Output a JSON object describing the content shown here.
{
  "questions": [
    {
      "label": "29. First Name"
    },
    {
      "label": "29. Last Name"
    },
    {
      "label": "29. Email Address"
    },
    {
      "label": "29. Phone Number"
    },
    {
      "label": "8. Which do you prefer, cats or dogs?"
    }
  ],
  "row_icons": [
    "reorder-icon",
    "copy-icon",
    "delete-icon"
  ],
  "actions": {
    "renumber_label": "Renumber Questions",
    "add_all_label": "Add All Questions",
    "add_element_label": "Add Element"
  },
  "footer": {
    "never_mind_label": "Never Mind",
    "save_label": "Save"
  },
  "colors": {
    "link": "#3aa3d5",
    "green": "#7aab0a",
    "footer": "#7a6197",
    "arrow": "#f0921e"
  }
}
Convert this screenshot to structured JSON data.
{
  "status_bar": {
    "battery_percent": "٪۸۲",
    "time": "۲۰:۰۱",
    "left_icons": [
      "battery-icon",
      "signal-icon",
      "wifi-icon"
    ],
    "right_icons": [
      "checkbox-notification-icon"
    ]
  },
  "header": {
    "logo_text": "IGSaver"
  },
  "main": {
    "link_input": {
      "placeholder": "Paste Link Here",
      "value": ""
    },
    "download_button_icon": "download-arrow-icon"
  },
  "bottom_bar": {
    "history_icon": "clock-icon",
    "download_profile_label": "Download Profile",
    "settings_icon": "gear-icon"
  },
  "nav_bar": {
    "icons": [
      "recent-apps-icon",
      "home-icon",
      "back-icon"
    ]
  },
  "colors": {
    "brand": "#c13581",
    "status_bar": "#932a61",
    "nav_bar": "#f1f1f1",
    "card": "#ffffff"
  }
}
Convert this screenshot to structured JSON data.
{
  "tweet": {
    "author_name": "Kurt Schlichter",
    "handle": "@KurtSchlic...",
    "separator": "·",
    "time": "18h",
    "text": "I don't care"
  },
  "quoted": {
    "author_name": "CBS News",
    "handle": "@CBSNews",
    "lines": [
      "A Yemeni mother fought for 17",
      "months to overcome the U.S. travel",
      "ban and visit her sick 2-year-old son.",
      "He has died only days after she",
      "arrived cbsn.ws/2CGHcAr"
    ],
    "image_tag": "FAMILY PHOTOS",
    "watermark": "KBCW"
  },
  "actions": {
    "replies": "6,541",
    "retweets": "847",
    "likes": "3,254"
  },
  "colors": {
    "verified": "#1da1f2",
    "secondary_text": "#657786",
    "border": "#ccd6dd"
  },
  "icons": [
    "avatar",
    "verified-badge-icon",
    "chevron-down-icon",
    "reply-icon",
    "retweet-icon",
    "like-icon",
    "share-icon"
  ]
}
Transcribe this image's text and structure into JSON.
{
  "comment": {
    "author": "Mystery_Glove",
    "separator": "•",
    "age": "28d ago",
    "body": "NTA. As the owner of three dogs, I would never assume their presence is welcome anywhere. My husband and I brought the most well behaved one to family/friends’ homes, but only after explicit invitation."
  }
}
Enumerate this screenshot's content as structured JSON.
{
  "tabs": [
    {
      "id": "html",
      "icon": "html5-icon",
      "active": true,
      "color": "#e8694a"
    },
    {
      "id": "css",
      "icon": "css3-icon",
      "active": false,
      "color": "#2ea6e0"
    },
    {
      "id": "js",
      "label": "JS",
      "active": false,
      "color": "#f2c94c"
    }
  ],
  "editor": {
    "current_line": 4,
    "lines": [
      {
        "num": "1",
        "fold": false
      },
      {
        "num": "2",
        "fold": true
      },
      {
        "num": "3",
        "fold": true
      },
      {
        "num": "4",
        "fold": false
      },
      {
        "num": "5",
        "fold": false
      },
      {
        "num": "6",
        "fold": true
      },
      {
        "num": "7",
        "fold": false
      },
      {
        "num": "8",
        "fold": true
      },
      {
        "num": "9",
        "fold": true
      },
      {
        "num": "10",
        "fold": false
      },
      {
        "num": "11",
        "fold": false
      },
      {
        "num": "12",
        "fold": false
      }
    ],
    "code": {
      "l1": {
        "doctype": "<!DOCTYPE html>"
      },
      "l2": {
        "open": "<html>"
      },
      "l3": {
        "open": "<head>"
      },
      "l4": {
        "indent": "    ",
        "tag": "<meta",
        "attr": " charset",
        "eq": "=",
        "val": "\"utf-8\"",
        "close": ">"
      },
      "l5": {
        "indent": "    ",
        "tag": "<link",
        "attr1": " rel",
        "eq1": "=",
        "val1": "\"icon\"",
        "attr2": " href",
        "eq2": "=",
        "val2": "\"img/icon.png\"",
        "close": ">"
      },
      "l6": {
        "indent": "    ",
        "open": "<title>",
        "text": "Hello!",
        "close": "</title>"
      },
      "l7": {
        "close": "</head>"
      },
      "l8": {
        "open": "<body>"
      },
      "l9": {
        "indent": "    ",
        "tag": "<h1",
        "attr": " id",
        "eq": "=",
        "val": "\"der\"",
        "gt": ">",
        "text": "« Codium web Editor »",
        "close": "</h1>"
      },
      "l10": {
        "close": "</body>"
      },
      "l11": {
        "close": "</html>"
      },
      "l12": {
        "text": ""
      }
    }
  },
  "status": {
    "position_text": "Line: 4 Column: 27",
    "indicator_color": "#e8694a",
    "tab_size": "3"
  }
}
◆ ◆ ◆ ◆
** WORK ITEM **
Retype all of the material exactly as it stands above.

** ANSWER BOX **
Output a JSON object describing the content shown here.
{
  "questions": [
    {
      "label": "29. First Name"
    },
    {
      "label": "29. Last Name"
    },
    {
      "label": "29. Email Address"
    },
    {
      "label": "29. Phone Number"
    },
    {
      "label": "8. Which do you prefer, cats or dogs?"
    }
  ],
  "row_icons": [
    "reorder-icon",
    "copy-icon",
    "delete-icon"
  ],
  "actions": {
    "renumber_label": "Renumber Questions",
    "add_all_label": "Add All Questions",
    "add_element_label": "Add Element"
  },
  "footer": {
    "never_mind_label": "Never Mind",
    "save_label": "Save"
  },
  "colors": {
    "link": "#3aa3d5",
    "green": "#7aab0a",
    "footer": "#7a6197",
    "arrow": "#f0921e"
  }
}
Convert this screenshot to structured JSON data.
{
  "status_bar": {
    "battery_percent": "٪۸۲",
    "time": "۲۰:۰۱",
    "left_icons": [
      "battery-icon",
      "signal-icon",
      "wifi-icon"
    ],
    "right_icons": [
      "checkbox-notification-icon"
    ]
  },
  "header": {
    "logo_text": "IGSaver"
  },
  "main": {
    "link_input": {
      "placeholder": "Paste Link Here",
      "value": ""
    },
    "download_button_icon": "download-arrow-icon"
  },
  "bottom_bar": {
    "history_icon": "clock-icon",
    "download_profile_label": "Download Profile",
    "settings_icon": "gear-icon"
  },
  "nav_bar": {
    "icons": [
      "recent-apps-icon",
      "home-icon",
      "back-icon"
    ]
  },
  "colors": {
    "brand": "#c13581",
    "status_bar": "#932a61",
    "nav_bar": "#f1f1f1",
    "card": "#ffffff"
  }
}
Convert this screenshot to structured JSON data.
{
  "tweet": {
    "author_name": "Kurt Schlichter",
    "handle": "@KurtSchlic...",
    "separator": "·",
    "time": "18h",
    "text": "I don't care"
  },
  "quoted": {
    "author_name": "CBS News",
    "handle": "@CBSNews",
    "lines": [
      "A Yemeni mother fought for 17",
      "months to overcome the U.S. travel",
      "ban and visit her sick 2-year-old son.",
      "He has died only days after she",
      "arrived cbsn.ws/2CGHcAr"
    ],
    "image_tag": "FAMILY PHOTOS",
    "watermark": "KBCW"
  },
  "actions": {
    "replies": "6,541",
    "retweets": "847",
    "likes": "3,254"
  },
  "colors": {
    "verified": "#1da1f2",
    "secondary_text": "#657786",
    "border": "#ccd6dd"
  },
  "icons": [
    "avatar",
    "verified-badge-icon",
    "chevron-down-icon",
    "reply-icon",
    "retweet-icon",
    "like-icon",
    "share-icon"
  ]
}
Transcribe this image's text and structure into JSON.
{
  "comment": {
    "author": "Mystery_Glove",
    "separator": "•",
    "age": "28d ago",
    "body": "NTA. As the owner of three dogs, I would never assume their presence is welcome anywhere. My husband and I brought the most well behaved one to family/friends’ homes, but only after explicit invitation."
  }
}
Enumerate this screenshot's content as structured JSON.
{
  "tabs": [
    {
      "id": "html",
      "icon": "html5-icon",
      "active": true,
      "color": "#e8694a"
    },
    {
      "id": "css",
      "icon": "css3-icon",
      "active": false,
      "color": "#2ea6e0"
    },
    {
      "id": "js",
      "label": "JS",
      "active": false,
      "color": "#f2c94c"
    }
  ],
  "editor": {
    "current_line": 4,
    "lines": [
      {
        "num": "1",
        "fold": false
      },
      {
        "num": "2",
        "fold": true
      },
      {
        "num": "3",
        "fold": true
      },
      {
        "num": "4",
        "fold": false
      },
      {
        "num": "5",
        "fold": false
      },
      {
        "num": "6",
        "fold": true
      },
      {
        "num": "7",
        "fold": false
      },
      {
        "num": "8",
        "fold": true
      },
      {
        "num": "9",
        "fold": true
      },
      {
        "num": "10",
        "fold": false
      },
      {
        "num": "11",
        "fold": false
      },
      {
        "num": "12",
        "fold": false
      }
    ],
    "code": {
      "l1": {
        "doctype": "<!DOCTYPE html>"
      },
      "l2": {
        "open": "<html>"
      },
      "l3": {
        "open": "<head>"
      },
      "l4": {
        "indent": "    ",
        "tag": "<meta",
        "attr": " charset",
        "eq": "=",
        "val": "\"utf-8\"",
        "close": ">"
      },
      "l5": {
        "indent": "    ",
        "tag": "<link",
        "attr1": " rel",
        "eq1": "=",
        "val1": "\"icon\"",
        "attr2": " href",
        "eq2": "=",
        "val2": "\"img/icon.png\"",
        "close": ">"
      },
      "l6": {
        "indent": "    ",
        "open": "<title>",
        "text": "Hello!",
        "close": "</title>"
      },
      "l7": {
        "close": "</head>"
      },
      "l8": {
        "open": "<body>"
      },
      "l9": {
        "indent": "    ",
        "tag": "<h1",
        "attr": " id",
        "eq": "=",
        "val": "\"der\"",
        "gt": ">",
        "text": "« Codium web Editor »",
        "close": "</h1>"
      },
      "l10": {
        "close": "</body>"
      },
      "l11": {
        "close": "</html>"
      },
      "l12": {
        "text": ""
      }
    }
  },
  "status": {
    "position_text": "Line: 4 Column: 27",
    "indicator_color": "#e8694a",
    "tab_size": "3"
  }
}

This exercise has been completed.